Component data from apps and pages
***
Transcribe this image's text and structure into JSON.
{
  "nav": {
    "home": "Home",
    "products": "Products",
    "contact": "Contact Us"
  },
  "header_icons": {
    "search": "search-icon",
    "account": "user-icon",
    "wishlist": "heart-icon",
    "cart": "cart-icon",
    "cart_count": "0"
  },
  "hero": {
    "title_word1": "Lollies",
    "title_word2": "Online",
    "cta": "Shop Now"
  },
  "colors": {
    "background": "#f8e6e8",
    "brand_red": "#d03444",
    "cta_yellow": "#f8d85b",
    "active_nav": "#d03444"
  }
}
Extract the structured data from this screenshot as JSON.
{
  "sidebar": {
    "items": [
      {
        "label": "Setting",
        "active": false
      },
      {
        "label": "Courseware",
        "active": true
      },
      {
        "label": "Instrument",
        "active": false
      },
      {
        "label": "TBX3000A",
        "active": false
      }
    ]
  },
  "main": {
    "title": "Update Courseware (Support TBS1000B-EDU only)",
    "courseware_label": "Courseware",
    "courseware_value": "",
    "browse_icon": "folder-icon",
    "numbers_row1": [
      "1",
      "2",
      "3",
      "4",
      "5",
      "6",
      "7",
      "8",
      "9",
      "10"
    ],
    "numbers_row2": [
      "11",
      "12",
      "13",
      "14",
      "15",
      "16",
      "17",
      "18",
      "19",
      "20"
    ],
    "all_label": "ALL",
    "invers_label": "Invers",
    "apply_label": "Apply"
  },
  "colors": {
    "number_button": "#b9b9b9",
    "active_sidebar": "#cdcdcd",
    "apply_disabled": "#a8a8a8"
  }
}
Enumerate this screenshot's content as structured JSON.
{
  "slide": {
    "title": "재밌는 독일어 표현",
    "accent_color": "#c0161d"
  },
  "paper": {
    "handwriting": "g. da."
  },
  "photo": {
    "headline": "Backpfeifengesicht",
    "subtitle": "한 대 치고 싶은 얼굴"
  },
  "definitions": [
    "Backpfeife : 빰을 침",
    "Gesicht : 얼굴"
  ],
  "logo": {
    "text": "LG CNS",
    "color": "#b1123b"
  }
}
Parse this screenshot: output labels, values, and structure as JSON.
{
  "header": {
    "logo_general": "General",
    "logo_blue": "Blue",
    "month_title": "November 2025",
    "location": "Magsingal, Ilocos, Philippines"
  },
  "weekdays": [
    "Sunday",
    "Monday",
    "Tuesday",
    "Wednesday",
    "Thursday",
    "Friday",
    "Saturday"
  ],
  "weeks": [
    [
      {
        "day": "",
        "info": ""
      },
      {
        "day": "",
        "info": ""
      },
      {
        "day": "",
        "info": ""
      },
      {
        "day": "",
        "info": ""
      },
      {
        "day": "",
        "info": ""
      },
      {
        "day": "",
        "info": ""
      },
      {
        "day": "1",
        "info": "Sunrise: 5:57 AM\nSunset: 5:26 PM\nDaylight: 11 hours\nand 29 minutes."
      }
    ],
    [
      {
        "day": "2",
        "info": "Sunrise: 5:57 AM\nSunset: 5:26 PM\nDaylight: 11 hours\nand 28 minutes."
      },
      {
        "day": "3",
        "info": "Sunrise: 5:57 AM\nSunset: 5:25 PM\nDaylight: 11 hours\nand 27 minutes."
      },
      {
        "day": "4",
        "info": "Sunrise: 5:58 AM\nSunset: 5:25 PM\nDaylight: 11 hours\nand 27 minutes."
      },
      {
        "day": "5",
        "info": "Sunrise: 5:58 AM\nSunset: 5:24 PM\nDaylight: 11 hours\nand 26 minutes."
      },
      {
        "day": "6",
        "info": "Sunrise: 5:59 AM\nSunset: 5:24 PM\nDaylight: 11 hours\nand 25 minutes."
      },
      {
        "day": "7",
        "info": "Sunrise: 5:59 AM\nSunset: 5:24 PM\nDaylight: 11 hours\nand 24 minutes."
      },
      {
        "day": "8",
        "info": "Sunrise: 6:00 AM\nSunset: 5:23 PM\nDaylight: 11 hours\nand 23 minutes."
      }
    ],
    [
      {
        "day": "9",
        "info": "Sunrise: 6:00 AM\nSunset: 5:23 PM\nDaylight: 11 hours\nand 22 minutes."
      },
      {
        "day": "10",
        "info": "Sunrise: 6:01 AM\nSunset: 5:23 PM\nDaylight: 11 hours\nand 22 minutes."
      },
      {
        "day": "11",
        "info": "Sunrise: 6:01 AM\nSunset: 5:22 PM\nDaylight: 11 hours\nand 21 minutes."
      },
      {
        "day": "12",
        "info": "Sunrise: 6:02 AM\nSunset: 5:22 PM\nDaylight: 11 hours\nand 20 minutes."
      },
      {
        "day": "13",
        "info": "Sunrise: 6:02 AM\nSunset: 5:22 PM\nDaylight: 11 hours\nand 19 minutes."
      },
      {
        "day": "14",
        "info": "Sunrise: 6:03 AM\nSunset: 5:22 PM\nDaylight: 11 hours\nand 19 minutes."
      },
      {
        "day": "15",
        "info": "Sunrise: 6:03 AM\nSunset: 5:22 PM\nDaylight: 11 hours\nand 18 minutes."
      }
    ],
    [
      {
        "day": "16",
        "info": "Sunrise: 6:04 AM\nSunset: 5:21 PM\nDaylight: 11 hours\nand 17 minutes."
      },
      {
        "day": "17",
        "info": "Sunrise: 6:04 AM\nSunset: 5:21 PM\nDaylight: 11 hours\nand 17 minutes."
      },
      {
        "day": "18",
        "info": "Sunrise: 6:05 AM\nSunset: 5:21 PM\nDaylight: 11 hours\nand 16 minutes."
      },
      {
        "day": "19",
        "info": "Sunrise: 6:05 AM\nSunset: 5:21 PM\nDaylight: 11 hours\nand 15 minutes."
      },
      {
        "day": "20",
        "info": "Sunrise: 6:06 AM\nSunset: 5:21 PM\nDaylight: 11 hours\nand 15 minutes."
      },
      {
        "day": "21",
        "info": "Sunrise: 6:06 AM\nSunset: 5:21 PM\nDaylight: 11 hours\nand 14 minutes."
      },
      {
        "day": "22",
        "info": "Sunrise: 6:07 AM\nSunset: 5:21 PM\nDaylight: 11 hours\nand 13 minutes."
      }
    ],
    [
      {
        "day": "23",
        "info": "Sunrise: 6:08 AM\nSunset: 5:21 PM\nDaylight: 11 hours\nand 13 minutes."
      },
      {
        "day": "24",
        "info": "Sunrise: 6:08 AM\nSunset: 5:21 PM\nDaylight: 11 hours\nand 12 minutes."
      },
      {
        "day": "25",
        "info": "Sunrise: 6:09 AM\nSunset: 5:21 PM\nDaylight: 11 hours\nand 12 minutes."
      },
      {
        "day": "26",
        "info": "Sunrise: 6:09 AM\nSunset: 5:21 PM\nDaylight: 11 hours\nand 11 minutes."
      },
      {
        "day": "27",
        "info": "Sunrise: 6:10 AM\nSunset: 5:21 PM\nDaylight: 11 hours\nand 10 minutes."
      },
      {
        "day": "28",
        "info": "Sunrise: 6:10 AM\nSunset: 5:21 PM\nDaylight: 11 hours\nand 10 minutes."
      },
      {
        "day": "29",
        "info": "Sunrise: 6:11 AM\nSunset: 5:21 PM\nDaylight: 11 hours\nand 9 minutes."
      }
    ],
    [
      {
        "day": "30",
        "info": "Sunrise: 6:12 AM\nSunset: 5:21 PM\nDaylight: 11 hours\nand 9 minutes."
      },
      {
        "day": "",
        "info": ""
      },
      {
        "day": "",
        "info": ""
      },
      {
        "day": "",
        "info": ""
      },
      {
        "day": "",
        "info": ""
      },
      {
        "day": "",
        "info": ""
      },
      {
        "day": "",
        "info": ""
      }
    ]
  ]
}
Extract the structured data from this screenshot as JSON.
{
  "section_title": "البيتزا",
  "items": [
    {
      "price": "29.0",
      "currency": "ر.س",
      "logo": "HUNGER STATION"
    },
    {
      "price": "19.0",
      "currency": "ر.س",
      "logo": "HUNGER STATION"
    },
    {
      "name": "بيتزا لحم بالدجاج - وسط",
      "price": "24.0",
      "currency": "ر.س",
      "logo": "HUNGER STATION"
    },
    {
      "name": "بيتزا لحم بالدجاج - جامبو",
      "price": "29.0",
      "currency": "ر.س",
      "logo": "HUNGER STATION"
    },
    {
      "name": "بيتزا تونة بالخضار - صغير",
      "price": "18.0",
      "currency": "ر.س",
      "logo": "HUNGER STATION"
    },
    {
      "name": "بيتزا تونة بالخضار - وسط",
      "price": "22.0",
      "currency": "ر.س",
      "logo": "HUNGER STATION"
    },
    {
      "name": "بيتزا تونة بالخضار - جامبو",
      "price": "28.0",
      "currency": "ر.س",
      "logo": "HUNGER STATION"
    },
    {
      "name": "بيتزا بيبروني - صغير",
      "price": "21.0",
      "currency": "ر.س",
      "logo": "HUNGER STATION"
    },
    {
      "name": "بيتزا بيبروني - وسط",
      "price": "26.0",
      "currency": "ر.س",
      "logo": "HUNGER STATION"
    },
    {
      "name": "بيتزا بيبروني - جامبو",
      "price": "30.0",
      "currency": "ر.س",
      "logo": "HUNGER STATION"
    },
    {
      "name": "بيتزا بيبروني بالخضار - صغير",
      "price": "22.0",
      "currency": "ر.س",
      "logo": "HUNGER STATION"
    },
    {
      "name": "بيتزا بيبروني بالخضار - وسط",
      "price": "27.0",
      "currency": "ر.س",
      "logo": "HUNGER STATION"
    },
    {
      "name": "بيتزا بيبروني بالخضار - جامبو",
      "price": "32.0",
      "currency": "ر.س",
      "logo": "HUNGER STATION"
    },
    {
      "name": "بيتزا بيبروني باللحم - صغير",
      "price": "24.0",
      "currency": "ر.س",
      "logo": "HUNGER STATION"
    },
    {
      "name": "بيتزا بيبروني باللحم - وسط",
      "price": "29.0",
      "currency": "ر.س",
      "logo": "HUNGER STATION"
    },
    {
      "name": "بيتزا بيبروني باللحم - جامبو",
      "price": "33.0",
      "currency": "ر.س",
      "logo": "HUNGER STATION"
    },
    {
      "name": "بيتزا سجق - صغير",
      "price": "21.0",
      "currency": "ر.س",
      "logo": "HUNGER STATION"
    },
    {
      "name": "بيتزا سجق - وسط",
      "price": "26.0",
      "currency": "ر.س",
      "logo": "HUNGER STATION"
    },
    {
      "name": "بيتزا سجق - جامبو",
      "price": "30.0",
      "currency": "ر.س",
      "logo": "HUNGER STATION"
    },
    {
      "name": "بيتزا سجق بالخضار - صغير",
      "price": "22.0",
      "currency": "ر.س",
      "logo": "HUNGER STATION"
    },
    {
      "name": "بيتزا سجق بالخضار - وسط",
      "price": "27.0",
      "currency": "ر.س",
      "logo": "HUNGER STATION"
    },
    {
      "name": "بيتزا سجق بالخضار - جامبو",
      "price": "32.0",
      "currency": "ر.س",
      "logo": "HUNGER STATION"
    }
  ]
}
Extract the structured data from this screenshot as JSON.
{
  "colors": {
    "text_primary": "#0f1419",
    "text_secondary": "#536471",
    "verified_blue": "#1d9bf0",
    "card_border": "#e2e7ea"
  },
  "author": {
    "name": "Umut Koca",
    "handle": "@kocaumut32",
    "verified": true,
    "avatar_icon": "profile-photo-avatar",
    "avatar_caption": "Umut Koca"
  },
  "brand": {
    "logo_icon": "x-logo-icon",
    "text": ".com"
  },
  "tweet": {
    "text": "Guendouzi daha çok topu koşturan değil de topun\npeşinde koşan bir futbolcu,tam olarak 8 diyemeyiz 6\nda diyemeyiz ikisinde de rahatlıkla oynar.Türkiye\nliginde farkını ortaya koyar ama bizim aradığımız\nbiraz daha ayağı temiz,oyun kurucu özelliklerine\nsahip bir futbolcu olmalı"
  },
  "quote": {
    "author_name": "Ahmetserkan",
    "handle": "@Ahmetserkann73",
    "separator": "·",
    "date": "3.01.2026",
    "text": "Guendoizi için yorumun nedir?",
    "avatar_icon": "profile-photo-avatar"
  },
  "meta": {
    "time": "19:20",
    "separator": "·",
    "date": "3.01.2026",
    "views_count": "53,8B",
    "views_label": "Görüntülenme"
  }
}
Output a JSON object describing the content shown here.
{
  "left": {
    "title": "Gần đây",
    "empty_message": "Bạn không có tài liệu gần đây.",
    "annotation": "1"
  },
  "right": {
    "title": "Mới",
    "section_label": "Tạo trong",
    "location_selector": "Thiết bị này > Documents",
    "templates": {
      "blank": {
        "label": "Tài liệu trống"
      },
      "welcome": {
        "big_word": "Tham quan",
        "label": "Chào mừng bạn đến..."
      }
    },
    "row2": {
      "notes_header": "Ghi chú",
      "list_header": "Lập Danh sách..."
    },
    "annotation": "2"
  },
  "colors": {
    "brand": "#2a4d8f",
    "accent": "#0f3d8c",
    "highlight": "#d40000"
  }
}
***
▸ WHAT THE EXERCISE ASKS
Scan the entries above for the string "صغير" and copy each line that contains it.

▸ TASK RESPONSE
      "name": "بيتزا تونة بالخضار - صغير",
      "name": "بيتزا بيبروني - صغير",
      "name": "بيتزا بيبروني بالخضار - صغير",
      "name": "بيتزا بيبروني باللحم - صغير",
      "name": "بيتزا سجق - صغير",
      "name": "بيتزا سجق بالخضار - صغير",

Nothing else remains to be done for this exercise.